> _Given records_:
━━━━━━━━━━━━━━━━━━━━━━━━━━━━━━

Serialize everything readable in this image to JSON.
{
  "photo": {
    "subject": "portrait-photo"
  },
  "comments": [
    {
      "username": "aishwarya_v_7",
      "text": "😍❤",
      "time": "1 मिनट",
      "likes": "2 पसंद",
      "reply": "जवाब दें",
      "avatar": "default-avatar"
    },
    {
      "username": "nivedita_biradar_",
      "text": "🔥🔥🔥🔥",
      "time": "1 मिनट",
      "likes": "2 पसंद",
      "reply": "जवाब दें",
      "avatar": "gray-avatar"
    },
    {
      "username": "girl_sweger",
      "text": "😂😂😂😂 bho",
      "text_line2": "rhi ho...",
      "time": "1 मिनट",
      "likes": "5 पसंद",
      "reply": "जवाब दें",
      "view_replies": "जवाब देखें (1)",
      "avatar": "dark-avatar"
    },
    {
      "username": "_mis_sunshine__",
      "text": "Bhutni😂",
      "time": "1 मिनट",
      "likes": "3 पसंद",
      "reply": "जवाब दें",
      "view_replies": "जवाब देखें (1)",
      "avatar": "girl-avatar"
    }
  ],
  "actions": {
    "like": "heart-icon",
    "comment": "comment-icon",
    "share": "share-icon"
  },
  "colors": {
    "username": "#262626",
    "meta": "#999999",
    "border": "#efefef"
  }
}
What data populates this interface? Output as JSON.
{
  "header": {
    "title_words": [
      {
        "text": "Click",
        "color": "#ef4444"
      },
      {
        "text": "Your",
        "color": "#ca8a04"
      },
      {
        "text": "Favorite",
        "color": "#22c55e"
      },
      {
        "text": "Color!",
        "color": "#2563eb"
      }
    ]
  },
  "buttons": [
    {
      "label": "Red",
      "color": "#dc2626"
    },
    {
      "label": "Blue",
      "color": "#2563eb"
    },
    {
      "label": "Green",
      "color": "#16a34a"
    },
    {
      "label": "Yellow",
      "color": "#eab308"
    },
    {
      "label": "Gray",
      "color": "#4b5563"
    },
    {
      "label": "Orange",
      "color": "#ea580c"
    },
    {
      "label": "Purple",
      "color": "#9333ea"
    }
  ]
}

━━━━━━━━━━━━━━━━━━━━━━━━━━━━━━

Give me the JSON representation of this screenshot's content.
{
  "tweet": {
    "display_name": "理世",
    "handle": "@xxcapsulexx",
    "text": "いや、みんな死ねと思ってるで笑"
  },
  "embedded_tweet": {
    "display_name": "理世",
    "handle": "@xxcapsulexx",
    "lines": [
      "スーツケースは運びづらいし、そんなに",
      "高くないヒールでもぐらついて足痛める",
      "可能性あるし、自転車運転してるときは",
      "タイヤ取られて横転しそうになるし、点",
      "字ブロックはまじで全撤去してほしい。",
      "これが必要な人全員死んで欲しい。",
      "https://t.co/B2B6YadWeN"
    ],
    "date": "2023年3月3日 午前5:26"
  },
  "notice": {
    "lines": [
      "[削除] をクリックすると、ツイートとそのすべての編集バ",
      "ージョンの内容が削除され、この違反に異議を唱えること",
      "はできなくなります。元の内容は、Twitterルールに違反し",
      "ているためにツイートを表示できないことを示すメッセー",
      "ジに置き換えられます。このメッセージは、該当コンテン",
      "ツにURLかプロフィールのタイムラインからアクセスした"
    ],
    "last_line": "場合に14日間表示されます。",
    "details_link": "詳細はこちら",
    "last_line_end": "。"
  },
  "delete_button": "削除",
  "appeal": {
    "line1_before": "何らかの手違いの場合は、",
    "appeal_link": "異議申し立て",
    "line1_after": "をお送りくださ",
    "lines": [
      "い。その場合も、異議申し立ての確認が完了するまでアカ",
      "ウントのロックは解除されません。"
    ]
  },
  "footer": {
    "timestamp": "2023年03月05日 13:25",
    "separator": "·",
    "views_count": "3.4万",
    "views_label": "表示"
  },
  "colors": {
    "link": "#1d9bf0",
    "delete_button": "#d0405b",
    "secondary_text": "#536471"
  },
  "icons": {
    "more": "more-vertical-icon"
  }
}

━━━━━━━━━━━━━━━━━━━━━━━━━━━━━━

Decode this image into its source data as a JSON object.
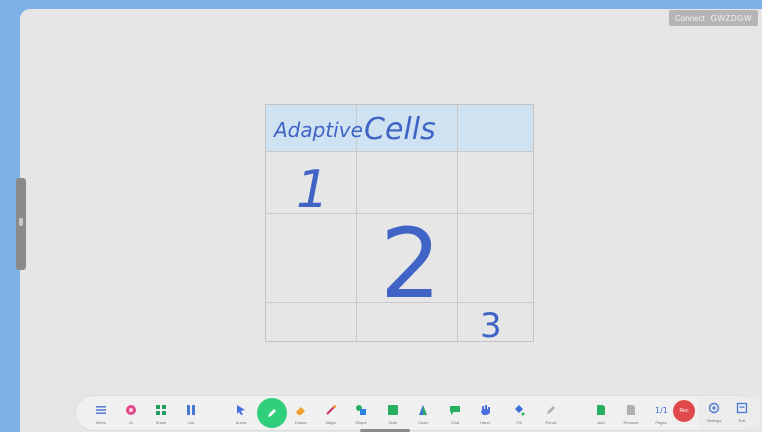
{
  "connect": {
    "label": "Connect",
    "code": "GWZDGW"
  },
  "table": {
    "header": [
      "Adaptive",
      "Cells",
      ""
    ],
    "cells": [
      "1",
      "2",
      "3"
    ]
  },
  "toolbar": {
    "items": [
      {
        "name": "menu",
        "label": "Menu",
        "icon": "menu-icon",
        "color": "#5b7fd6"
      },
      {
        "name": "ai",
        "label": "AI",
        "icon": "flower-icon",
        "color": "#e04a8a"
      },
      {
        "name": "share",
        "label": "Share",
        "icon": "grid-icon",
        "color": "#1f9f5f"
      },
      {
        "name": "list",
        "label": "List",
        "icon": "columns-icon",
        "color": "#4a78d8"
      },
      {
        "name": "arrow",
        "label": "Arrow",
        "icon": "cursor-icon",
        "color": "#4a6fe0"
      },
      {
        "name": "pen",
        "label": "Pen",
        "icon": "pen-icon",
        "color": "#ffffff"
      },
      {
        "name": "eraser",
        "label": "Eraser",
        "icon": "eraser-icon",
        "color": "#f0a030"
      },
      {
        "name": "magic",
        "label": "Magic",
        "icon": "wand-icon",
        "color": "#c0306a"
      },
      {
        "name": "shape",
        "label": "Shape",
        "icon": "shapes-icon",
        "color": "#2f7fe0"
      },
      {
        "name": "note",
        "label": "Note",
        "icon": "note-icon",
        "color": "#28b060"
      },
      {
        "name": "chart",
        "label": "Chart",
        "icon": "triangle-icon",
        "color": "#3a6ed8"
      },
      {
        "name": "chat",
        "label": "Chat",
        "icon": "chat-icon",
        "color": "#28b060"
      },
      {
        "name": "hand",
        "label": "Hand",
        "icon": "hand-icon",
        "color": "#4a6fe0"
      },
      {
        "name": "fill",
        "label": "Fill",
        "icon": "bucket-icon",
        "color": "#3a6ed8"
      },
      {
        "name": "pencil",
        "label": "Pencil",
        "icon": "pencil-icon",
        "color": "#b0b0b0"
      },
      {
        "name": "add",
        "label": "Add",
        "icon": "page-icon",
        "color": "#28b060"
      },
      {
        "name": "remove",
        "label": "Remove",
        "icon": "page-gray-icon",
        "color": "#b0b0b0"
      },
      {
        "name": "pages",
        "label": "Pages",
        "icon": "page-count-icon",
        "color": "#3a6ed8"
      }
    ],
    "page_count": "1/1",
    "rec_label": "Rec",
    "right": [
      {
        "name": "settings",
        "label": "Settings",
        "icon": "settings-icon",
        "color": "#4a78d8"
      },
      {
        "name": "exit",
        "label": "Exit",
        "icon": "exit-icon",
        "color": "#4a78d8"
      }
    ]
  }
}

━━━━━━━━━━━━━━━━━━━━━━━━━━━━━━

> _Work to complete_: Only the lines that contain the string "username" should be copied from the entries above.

> _Answer space_:
      "username": "aishwarya_v_7",
      "username": "nivedita_biradar_",
      "username": "girl_sweger",
      "username": "_mis_sunshine__",
    "username": "#262626",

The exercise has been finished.